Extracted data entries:
-=-=-=-=-
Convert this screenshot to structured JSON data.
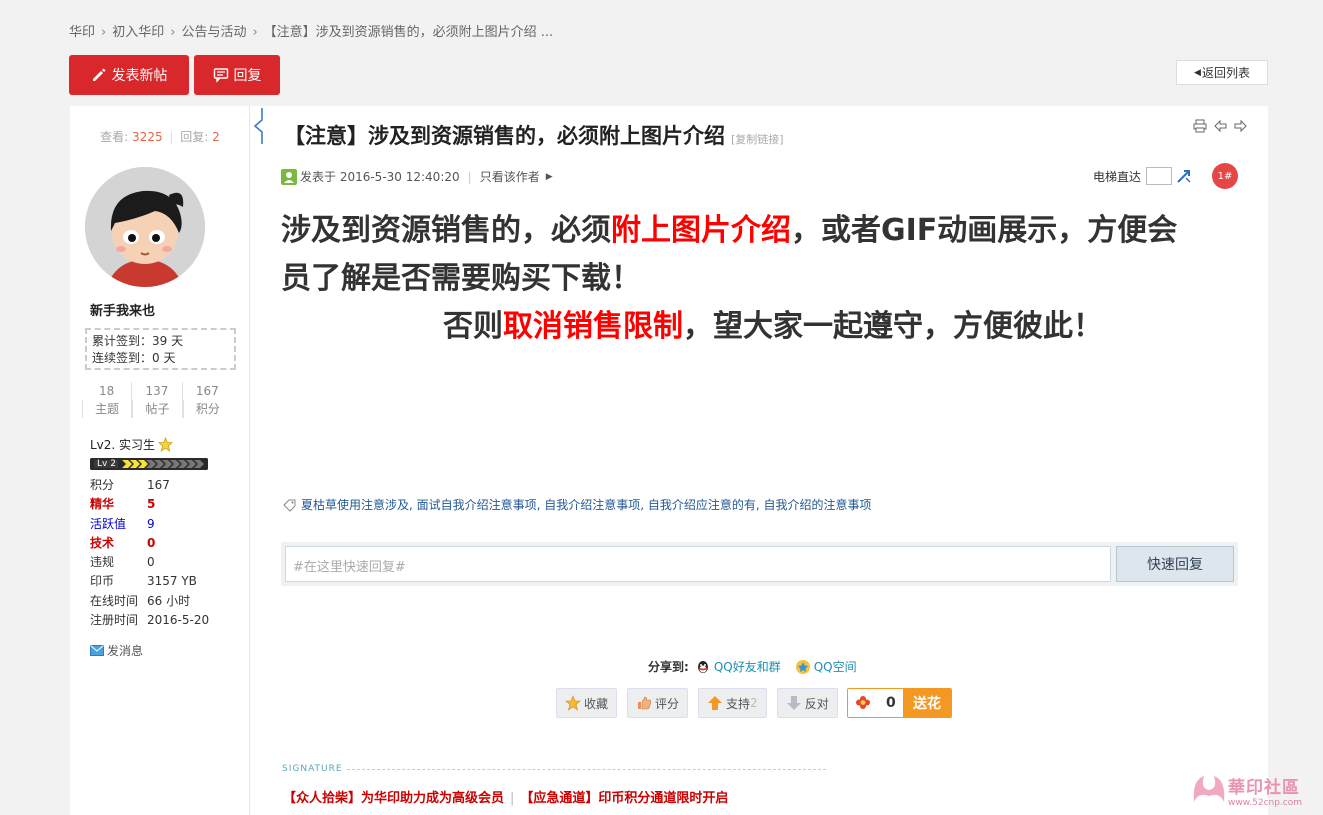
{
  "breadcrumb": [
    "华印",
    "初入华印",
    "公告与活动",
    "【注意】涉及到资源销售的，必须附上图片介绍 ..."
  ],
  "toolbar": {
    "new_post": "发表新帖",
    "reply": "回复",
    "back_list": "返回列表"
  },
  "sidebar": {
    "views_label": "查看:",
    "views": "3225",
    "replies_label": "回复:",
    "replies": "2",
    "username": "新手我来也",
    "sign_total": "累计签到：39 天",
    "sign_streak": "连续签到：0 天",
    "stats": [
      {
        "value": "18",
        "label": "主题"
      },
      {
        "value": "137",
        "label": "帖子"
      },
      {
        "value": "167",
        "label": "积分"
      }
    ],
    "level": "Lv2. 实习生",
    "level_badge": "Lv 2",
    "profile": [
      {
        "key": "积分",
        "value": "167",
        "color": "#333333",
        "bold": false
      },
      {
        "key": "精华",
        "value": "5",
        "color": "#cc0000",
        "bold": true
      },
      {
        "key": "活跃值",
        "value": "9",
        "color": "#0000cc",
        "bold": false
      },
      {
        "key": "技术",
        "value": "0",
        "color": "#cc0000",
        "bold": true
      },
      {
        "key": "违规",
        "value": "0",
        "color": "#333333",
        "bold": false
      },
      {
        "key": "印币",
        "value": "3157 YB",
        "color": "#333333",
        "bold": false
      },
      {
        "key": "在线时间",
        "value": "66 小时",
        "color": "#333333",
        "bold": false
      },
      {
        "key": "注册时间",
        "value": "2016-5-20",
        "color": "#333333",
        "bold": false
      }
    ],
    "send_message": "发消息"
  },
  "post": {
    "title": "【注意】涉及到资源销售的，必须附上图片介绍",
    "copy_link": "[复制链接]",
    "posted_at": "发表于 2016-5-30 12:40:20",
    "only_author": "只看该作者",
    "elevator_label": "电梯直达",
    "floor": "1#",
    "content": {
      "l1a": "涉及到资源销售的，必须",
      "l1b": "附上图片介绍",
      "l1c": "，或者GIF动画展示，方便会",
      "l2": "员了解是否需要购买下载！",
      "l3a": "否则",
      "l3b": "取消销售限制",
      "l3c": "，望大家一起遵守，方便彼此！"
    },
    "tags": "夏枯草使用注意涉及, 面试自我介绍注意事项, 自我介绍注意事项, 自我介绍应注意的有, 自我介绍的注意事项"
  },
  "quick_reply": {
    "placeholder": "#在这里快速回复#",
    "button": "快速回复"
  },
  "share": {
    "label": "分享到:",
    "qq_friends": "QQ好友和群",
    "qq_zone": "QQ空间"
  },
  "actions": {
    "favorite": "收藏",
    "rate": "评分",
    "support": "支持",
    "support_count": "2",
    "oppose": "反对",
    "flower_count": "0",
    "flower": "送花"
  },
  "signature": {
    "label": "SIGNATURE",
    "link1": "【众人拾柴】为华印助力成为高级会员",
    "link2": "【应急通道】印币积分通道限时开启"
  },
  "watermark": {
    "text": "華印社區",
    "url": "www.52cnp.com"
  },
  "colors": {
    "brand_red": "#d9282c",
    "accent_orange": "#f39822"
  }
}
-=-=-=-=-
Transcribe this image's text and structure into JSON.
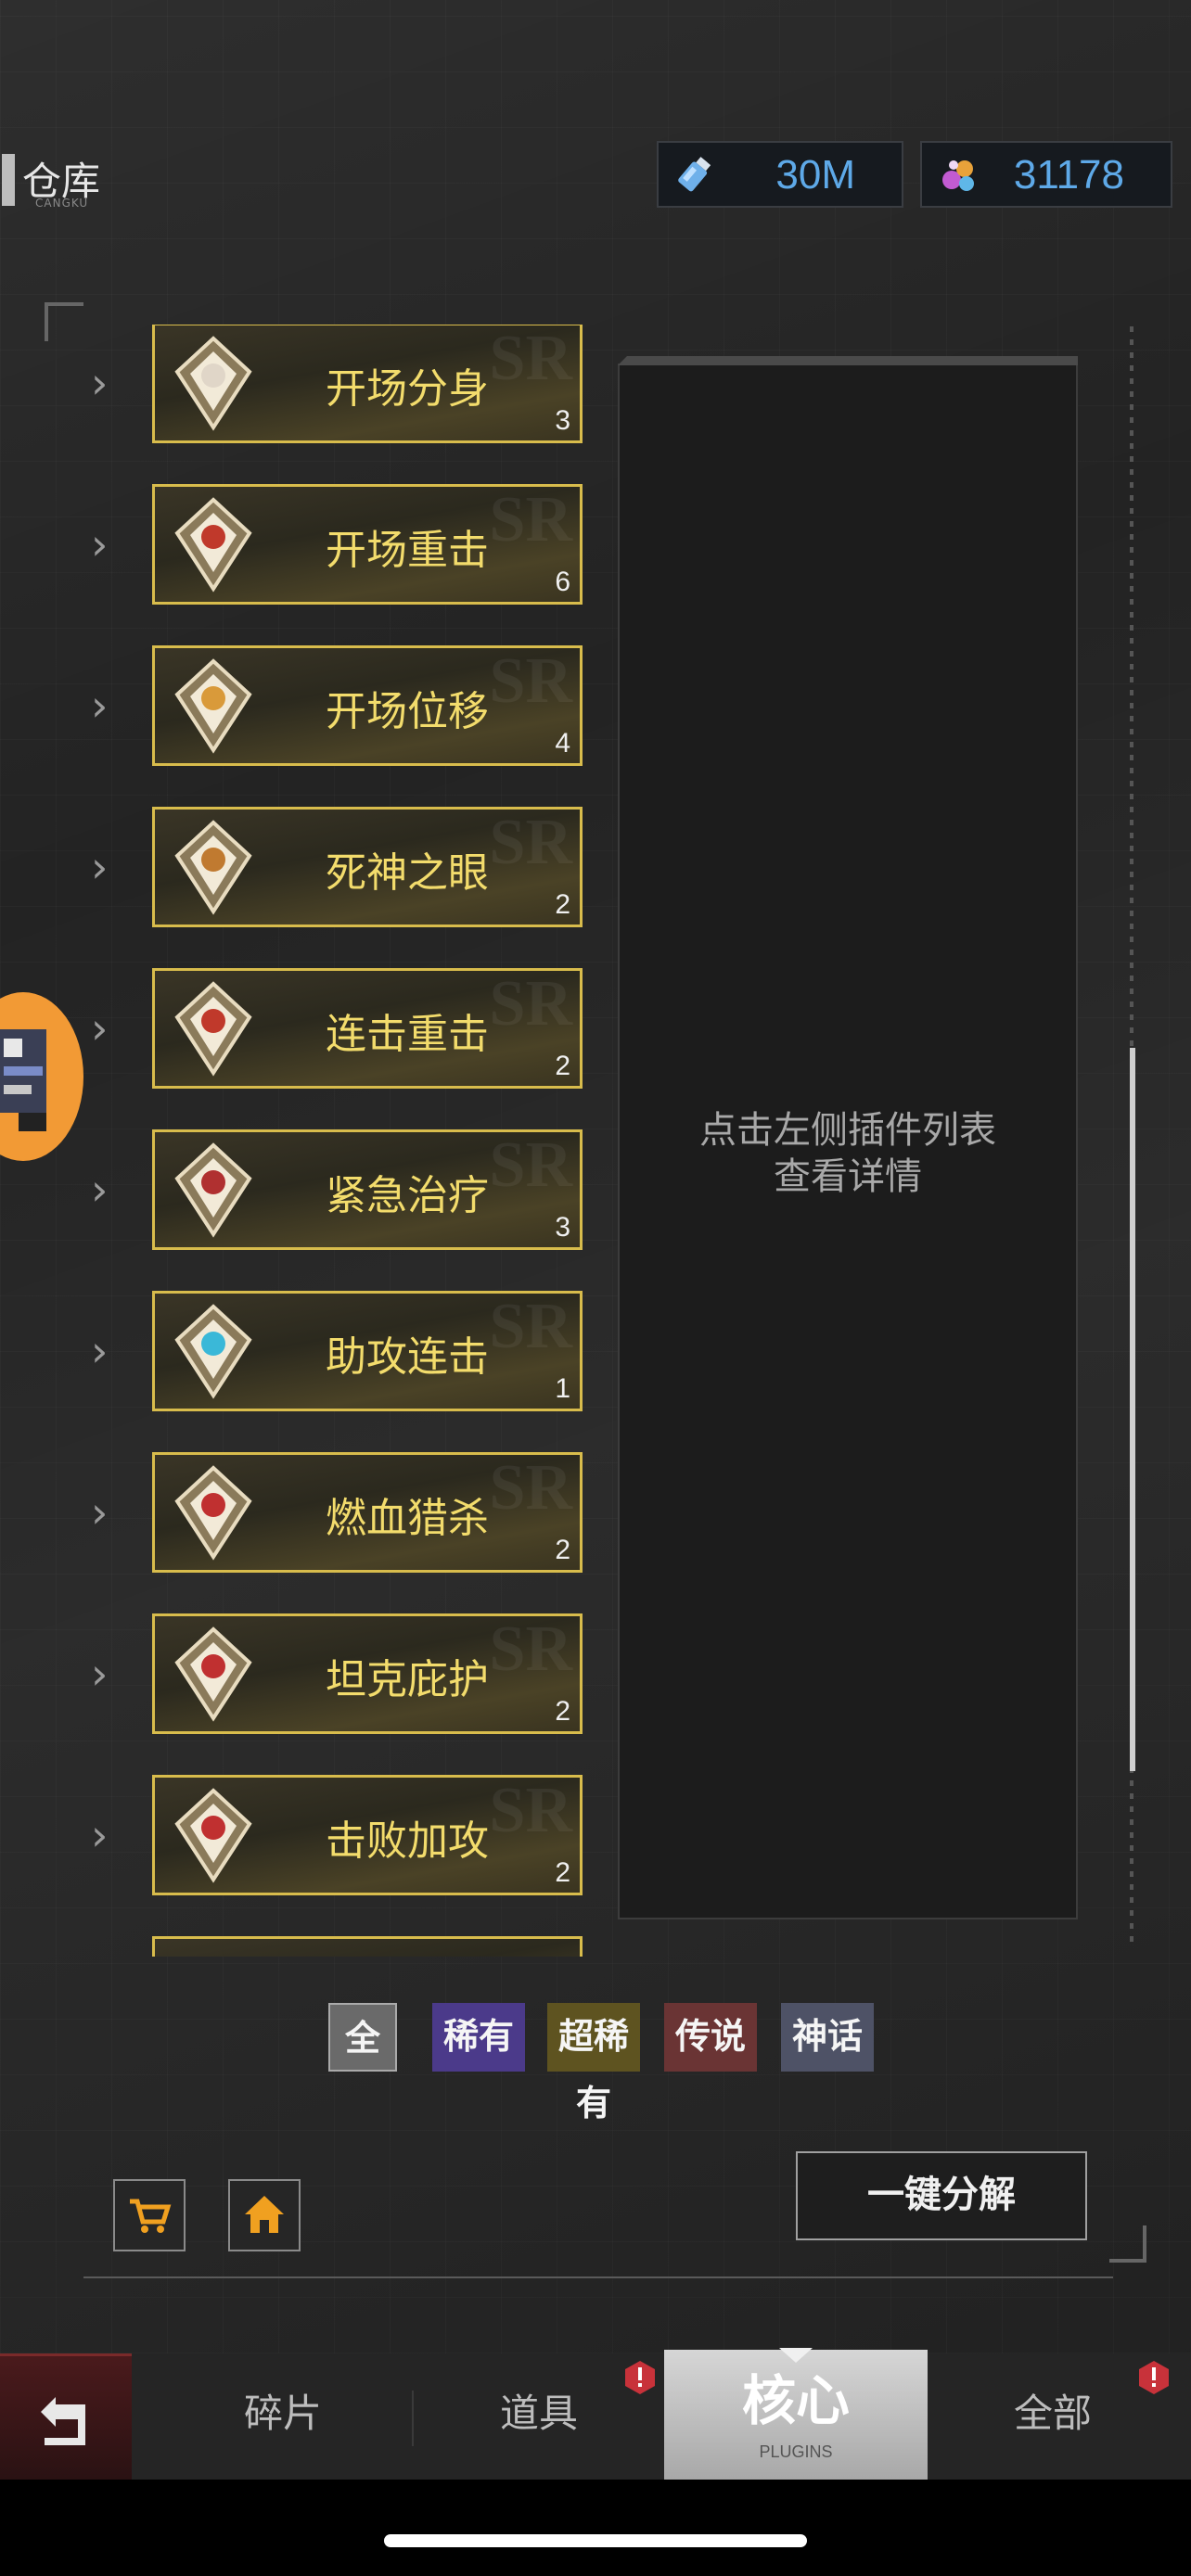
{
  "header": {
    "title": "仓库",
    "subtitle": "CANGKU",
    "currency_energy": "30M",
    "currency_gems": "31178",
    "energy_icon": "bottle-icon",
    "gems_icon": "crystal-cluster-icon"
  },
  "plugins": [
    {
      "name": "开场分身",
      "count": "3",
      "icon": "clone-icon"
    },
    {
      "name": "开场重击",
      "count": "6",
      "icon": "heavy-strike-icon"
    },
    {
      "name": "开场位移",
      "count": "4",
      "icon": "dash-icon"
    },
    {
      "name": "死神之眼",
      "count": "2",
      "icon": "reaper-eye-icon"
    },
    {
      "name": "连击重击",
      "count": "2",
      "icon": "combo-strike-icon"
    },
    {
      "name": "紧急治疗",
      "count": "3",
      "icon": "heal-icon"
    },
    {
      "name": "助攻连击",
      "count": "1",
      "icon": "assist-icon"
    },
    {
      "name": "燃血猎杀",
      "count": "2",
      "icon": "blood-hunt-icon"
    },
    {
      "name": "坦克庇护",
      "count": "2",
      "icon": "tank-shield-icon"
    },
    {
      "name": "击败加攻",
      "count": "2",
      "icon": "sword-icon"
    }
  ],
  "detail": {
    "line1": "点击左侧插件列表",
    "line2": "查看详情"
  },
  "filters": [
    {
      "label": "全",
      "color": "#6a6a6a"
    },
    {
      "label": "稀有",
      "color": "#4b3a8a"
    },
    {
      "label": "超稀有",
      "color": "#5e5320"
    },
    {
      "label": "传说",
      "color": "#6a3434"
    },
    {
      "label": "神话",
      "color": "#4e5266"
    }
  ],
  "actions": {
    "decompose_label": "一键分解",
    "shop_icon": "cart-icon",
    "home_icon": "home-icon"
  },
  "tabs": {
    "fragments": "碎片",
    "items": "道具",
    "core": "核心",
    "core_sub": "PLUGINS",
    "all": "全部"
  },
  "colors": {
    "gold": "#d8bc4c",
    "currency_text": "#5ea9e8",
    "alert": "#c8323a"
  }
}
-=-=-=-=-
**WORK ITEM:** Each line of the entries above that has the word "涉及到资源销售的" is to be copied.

**PROBLEM SOLUTION:**
    "【注意】涉及到资源销售的，必须附上图片介绍 ..."
    "title": "【注意】涉及到资源销售的，必须附上图片介绍",
      "l1a": "涉及到资源销售的，必须",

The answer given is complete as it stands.